BEGIN STUDY MATERIAL

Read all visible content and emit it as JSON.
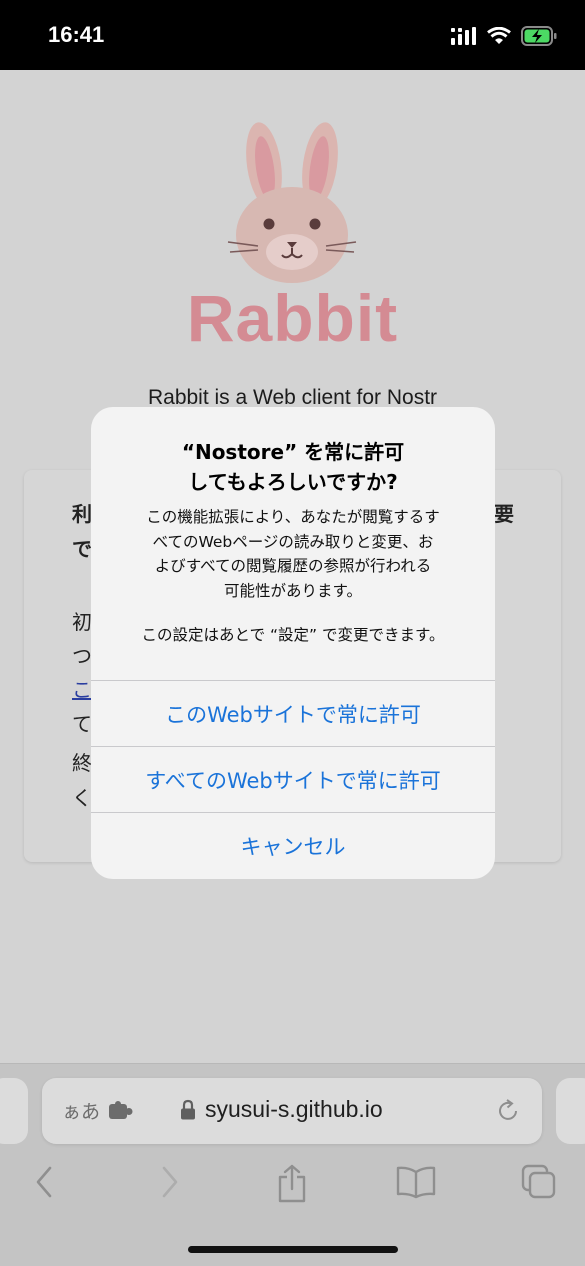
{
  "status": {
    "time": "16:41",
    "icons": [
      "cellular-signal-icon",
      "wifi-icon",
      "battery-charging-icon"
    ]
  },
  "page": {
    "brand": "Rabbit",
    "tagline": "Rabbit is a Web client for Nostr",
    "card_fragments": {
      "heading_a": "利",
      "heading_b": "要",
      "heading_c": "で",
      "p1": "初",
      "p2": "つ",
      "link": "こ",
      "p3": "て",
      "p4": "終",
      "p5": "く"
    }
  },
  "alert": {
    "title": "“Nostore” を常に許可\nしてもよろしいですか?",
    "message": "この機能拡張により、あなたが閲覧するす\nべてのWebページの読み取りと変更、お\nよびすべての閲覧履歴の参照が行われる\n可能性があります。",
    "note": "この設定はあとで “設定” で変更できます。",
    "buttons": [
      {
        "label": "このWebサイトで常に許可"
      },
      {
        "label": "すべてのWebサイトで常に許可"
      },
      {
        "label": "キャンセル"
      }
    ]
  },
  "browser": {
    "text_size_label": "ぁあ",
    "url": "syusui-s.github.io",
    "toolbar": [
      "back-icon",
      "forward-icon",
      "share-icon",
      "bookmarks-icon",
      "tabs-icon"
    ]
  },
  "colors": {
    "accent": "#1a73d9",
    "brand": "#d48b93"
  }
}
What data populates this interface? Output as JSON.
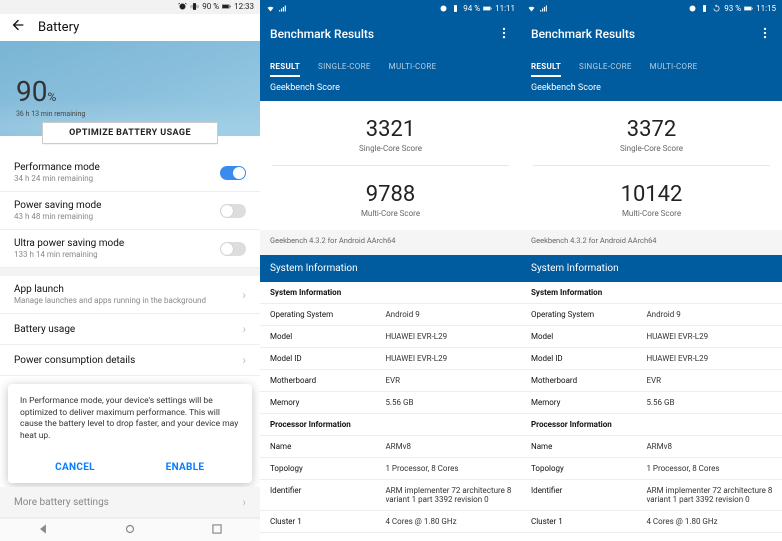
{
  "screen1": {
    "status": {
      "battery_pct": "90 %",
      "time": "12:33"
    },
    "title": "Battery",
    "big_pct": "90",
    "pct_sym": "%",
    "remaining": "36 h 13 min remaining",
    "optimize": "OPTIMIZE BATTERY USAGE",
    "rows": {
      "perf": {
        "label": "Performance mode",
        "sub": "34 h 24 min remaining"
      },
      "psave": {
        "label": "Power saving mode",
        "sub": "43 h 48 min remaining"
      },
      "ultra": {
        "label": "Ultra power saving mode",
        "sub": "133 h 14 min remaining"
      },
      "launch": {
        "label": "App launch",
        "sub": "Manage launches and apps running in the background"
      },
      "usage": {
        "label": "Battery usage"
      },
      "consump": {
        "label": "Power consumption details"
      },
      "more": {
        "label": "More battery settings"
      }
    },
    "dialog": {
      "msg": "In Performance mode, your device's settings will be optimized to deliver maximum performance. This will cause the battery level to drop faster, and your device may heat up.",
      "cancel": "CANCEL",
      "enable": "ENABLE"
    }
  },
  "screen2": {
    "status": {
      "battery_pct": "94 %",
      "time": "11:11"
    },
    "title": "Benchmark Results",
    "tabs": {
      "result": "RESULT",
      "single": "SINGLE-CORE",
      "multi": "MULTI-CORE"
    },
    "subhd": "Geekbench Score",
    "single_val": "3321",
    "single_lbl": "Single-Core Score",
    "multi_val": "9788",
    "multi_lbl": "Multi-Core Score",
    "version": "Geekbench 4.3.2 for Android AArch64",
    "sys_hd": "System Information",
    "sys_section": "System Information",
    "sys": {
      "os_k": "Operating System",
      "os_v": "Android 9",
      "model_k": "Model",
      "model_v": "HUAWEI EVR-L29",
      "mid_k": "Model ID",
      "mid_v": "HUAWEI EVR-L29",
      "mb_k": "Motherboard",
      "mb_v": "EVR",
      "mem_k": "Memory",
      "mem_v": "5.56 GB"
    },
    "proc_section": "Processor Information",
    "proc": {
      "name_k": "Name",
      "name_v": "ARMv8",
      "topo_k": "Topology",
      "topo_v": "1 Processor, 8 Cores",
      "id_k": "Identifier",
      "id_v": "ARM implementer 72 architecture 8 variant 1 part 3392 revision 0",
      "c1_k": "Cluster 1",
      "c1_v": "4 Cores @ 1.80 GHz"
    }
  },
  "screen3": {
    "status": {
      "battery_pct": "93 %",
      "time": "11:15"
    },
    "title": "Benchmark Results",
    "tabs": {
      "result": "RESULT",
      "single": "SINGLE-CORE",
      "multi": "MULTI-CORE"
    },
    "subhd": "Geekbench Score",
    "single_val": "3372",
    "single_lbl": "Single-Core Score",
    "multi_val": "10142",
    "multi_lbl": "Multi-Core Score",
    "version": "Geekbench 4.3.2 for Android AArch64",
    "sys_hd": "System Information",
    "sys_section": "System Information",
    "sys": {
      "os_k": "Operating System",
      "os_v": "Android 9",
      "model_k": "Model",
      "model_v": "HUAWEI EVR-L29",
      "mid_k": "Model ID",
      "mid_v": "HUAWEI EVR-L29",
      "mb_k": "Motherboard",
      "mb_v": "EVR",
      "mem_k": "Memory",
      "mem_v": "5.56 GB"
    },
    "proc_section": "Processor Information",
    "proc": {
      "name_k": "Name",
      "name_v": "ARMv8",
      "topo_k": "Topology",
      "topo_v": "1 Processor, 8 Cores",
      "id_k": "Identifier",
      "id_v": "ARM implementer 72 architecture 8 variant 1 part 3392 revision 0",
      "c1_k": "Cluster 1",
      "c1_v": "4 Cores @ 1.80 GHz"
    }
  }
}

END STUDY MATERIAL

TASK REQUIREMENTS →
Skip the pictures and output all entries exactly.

TASK OUTPUT →
Read all visible content and emit it as JSON.
{
  "status": {
    "time": "16:41",
    "icons": [
      "cellular-signal-icon",
      "wifi-icon",
      "battery-charging-icon"
    ]
  },
  "page": {
    "brand": "Rabbit",
    "tagline": "Rabbit is a Web client for Nostr",
    "card_fragments": {
      "heading_a": "利",
      "heading_b": "要",
      "heading_c": "で",
      "p1": "初",
      "p2": "つ",
      "link": "こ",
      "p3": "て",
      "p4": "終",
      "p5": "く"
    }
  },
  "alert": {
    "title": "“Nostore” を常に許可\nしてもよろしいですか?",
    "message": "この機能拡張により、あなたが閲覧するす\nべてのWebページの読み取りと変更、お\nよびすべての閲覧履歴の参照が行われる\n可能性があります。",
    "note": "この設定はあとで “設定” で変更できます。",
    "buttons": [
      {
        "label": "このWebサイトで常に許可"
      },
      {
        "label": "すべてのWebサイトで常に許可"
      },
      {
        "label": "キャンセル"
      }
    ]
  },
  "browser": {
    "text_size_label": "ぁあ",
    "url": "syusui-s.github.io",
    "toolbar": [
      "back-icon",
      "forward-icon",
      "share-icon",
      "bookmarks-icon",
      "tabs-icon"
    ]
  },
  "colors": {
    "accent": "#1a73d9",
    "brand": "#d48b93"
  }
}
What data populates this interface? Output as JSON.
{
  "screen1": {
    "status": {
      "battery_pct": "90 %",
      "time": "12:33"
    },
    "title": "Battery",
    "big_pct": "90",
    "pct_sym": "%",
    "remaining": "36 h 13 min remaining",
    "optimize": "OPTIMIZE BATTERY USAGE",
    "rows": {
      "perf": {
        "label": "Performance mode",
        "sub": "34 h 24 min remaining"
      },
      "psave": {
        "label": "Power saving mode",
        "sub": "43 h 48 min remaining"
      },
      "ultra": {
        "label": "Ultra power saving mode",
        "sub": "133 h 14 min remaining"
      },
      "launch": {
        "label": "App launch",
        "sub": "Manage launches and apps running in the background"
      },
      "usage": {
        "label": "Battery usage"
      },
      "consump": {
        "label": "Power consumption details"
      },
      "more": {
        "label": "More battery settings"
      }
    },
    "dialog": {
      "msg": "In Performance mode, your device's settings will be optimized to deliver maximum performance. This will cause the battery level to drop faster, and your device may heat up.",
      "cancel": "CANCEL",
      "enable": "ENABLE"
    }
  },
  "screen2": {
    "status": {
      "battery_pct": "94 %",
      "time": "11:11"
    },
    "title": "Benchmark Results",
    "tabs": {
      "result": "RESULT",
      "single": "SINGLE-CORE",
      "multi": "MULTI-CORE"
    },
    "subhd": "Geekbench Score",
    "single_val": "3321",
    "single_lbl": "Single-Core Score",
    "multi_val": "9788",
    "multi_lbl": "Multi-Core Score",
    "version": "Geekbench 4.3.2 for Android AArch64",
    "sys_hd": "System Information",
    "sys_section": "System Information",
    "sys": {
      "os_k": "Operating System",
      "os_v": "Android 9",
      "model_k": "Model",
      "model_v": "HUAWEI EVR-L29",
      "mid_k": "Model ID",
      "mid_v": "HUAWEI EVR-L29",
      "mb_k": "Motherboard",
      "mb_v": "EVR",
      "mem_k": "Memory",
      "mem_v": "5.56 GB"
    },
    "proc_section": "Processor Information",
    "proc": {
      "name_k": "Name",
      "name_v": "ARMv8",
      "topo_k": "Topology",
      "topo_v": "1 Processor, 8 Cores",
      "id_k": "Identifier",
      "id_v": "ARM implementer 72 architecture 8 variant 1 part 3392 revision 0",
      "c1_k": "Cluster 1",
      "c1_v": "4 Cores @ 1.80 GHz"
    }
  },
  "screen3": {
    "status": {
      "battery_pct": "93 %",
      "time": "11:15"
    },
    "title": "Benchmark Results",
    "tabs": {
      "result": "RESULT",
      "single": "SINGLE-CORE",
      "multi": "MULTI-CORE"
    },
    "subhd": "Geekbench Score",
    "single_val": "3372",
    "single_lbl": "Single-Core Score",
    "multi_val": "10142",
    "multi_lbl": "Multi-Core Score",
    "version": "Geekbench 4.3.2 for Android AArch64",
    "sys_hd": "System Information",
    "sys_section": "System Information",
    "sys": {
      "os_k": "Operating System",
      "os_v": "Android 9",
      "model_k": "Model",
      "model_v": "HUAWEI EVR-L29",
      "mid_k": "Model ID",
      "mid_v": "HUAWEI EVR-L29",
      "mb_k": "Motherboard",
      "mb_v": "EVR",
      "mem_k": "Memory",
      "mem_v": "5.56 GB"
    },
    "proc_section": "Processor Information",
    "proc": {
      "name_k": "Name",
      "name_v": "ARMv8",
      "topo_k": "Topology",
      "topo_v": "1 Processor, 8 Cores",
      "id_k": "Identifier",
      "id_v": "ARM implementer 72 architecture 8 variant 1 part 3392 revision 0",
      "c1_k": "Cluster 1",
      "c1_v": "4 Cores @ 1.80 GHz"
    }
  }
}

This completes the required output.